Énergir Development has partnered with Nature Energy to codevelop 10 biomethanization plants in Quebec’s agriculturally dense regions, producing up to 200 million cubic metres of renewable natural gas (RNG) per year.
This would supply one-third of Quebec’s 2030 RNG target – a minimum of 10 per cent of the province’s gas system distribution to be comprised of RNG.
The plants will reduce 400,000 tonnes of carbon dioxide emissions, the equivalent of taking 100,000 cars off the road.
It will generate investments of approximately $1 billion, creating more than 600 indirect jobs and more than 100 direct jobs once the plants are operational.
Nature Energy will be responsible for the design and operation of the facilities, while Énergir will see to construction and development. Both companies will ensure biomass procurement and invest in the portfolio.
The start of the partnership
Conversations between Énergir and Nature Energy began over a year ago.
“We like the approach that they have with the communities in terms of social acceptability. Making sure that (there is) social acceptability with the agricultural people, with the municipalities they're in, which is values that we share as well,” said Éric Lachance, president and CEO of Énergir Inc. in an interview with SustainableBiz.
“So when they mentioned their interest to actually develop Quebec, we thought of them as good partners for a win-win.”
Headquartered in Denmark, Nature Energy provides one-third of the Danish gas grid’s biomethane via 13 industrial-scale biomethanization plants. By 2023, it will open two more large-scale biogas plants in the country.
Énergir Development – formerly Valener Inc. – holds a 29 per cent interest in Énergir, L.P.
Énergir, the largest natural gas distribution company in Quebec, is also the largest electricity distributor and the sole natural gas distributor in Vermont. Elsewhere in the U.S., it generates energy from hydraulic, wind and solar sources. It has over $9 billion in assets.
Énergir Development also holds interests in wind farm operations located on the private lands of Seigneurie de Beaupré in Quebec.
Énergir and Nature Energy
Construction will take between 18 and 24 months, which Lachance said is a conservative estimate due to the province’s winter weather. The aim is to have all 10 in operation by 2030.
“Some are, I would say, closer to kind of having the go ahead for starting with authorizations and so on,” he said. “(For) others we identified regions that could be interesting, but we need to have further talks with agricultural municipalities, making sure that there's the acceptability.”
While there were discussions with a number of companies around the world due to what Lachance called a “nascent industry,” the partnership with Nature Energy was inspired in part by what he saw as Europe’s overall early adoption of environmental trends.
“This partnership is the largest single investment in Nature Energy’s history outside of Denmark and we look forward to partnering with Énergir to help Quebec achieve its plan to reduce GHGs (greenhouse gases) for the benefit of local farmers and the community,” said Ole Hvelplund, Nature Energy's president and CEO in a statement.
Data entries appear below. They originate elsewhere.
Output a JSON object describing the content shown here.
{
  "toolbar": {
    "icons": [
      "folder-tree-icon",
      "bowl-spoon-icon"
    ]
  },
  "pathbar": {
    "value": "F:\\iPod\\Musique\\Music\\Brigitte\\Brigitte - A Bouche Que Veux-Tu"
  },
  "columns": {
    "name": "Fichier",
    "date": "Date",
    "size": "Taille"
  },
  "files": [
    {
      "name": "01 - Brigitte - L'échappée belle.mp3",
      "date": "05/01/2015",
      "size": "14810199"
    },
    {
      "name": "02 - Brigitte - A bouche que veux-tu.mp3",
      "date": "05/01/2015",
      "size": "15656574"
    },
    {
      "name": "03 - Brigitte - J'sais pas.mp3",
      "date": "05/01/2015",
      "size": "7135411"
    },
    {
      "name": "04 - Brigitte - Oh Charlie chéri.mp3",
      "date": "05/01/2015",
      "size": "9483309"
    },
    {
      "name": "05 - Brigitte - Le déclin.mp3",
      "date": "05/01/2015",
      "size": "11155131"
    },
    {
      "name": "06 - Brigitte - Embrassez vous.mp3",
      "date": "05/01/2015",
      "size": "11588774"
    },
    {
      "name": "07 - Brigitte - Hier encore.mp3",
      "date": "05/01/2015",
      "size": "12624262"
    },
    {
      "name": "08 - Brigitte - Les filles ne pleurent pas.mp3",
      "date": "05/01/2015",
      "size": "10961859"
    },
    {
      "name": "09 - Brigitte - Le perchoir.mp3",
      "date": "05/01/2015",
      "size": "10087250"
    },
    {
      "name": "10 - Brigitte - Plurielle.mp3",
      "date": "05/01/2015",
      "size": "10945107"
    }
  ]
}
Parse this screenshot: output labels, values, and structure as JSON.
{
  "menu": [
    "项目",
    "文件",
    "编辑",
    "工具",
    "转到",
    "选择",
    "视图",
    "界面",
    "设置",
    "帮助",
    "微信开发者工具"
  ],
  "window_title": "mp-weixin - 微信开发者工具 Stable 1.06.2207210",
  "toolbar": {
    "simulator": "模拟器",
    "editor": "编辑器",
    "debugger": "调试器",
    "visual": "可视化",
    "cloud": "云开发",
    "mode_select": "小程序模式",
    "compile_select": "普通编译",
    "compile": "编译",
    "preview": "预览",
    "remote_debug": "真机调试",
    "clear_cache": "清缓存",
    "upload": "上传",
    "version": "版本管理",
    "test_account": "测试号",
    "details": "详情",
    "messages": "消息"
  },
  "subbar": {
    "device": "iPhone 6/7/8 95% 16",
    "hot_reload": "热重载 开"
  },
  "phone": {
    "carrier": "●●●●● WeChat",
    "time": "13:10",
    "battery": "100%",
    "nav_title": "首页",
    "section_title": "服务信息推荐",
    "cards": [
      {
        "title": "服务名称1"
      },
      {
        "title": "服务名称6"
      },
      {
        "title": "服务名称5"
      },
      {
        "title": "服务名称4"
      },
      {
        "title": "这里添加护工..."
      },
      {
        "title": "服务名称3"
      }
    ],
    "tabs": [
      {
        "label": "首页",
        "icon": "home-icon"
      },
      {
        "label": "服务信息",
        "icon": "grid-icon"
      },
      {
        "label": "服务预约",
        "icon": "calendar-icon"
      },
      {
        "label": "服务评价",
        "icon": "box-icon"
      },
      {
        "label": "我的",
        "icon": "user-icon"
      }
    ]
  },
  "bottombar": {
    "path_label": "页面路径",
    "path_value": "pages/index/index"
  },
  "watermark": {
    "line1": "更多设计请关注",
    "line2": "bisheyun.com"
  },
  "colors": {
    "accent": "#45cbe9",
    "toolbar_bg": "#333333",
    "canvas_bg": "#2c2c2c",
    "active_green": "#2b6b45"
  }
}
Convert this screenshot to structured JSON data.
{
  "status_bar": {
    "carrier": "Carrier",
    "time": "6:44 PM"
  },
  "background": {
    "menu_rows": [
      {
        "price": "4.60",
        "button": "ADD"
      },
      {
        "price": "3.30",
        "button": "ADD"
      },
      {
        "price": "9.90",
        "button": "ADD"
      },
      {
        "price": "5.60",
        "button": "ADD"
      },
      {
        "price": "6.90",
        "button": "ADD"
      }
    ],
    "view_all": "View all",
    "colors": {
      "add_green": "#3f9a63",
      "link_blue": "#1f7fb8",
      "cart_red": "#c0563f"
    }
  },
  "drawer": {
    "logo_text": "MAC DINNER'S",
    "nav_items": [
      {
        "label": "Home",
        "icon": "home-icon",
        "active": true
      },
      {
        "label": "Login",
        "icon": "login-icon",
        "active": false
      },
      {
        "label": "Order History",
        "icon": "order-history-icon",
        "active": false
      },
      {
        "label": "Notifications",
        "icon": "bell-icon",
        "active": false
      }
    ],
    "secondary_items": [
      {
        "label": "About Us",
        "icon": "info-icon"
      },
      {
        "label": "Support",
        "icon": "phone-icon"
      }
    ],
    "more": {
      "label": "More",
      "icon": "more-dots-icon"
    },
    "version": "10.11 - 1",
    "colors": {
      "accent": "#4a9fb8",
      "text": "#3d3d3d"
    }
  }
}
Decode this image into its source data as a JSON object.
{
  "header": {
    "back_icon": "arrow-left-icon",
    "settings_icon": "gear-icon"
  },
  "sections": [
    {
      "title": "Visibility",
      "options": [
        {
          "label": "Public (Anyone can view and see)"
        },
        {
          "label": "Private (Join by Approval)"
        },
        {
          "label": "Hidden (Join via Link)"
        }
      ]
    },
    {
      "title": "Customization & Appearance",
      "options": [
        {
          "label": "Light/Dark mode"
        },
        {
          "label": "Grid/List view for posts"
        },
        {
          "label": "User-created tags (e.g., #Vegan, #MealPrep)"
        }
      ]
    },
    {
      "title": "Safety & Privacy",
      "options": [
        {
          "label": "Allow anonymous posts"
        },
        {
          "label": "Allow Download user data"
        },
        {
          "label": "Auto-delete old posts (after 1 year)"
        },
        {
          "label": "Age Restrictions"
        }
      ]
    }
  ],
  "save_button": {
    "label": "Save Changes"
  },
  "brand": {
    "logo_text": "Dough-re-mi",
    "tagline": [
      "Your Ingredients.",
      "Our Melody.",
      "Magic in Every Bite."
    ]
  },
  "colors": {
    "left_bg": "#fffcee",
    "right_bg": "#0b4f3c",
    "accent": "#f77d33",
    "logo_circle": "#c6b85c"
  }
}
The number of projects was determined based on the proximity to feedstock and feasibility, rather than trying to provide for a certain amount of the province’s RNG targets. The feedstock will largely be comprised of manure.
“It's really a matter of making sure that there's enough manure and other agricultural waste available,” Lachance said. “. . . That density would mean that everything in terms of feedstock would be no further than 30 to 40 kilometres around.”
Énergir’s future with RNG
Énergir first took interest in RNG around 2009. In 2018, Sainte-Hyacinthe became the first city in Quebec to complete a biomethanization project in partnership with Énergir. The $80-million project reduces emissions by approximately 49,000 equivalent tonnes of CO2 per year. The RNG is being injected into Énergir’s network for a minimum of 20 years.
Quebec City had previously announced plans to introduce RNG into Énergir’s network via construction of the Centre de biométhanisation de l’agglomération de Québec. Lachance said the plant should start injecting RNG in a matter of months.
The plant will treat food residues in volumes of 86,600 tonnes per year, as well as 96,000 tonnes of biosolids per year.
In June this year, Énergir announced a partnership with environmental and waste management services provider WM to build a $200-million energy complex in Sainte-Sophie which will convert waste biogas into RNG. It will divert 50,000 tonnes of organic matter from landfills and reduce emissions by 140,000 equivalent tonnes per year.
Lachance is confident in meeting the 10 per cent threshold by 2030 and also in partnering financially with other operators in the province, even simply as an investor.
“As a distributor of RNG we remain very supportive of any other projects in the agricultural sector that complement the offering and make economic sense,” Lachance said. “So it's not that we want to be the sole producer in that market, but we wanted to accelerate in this particular segment.”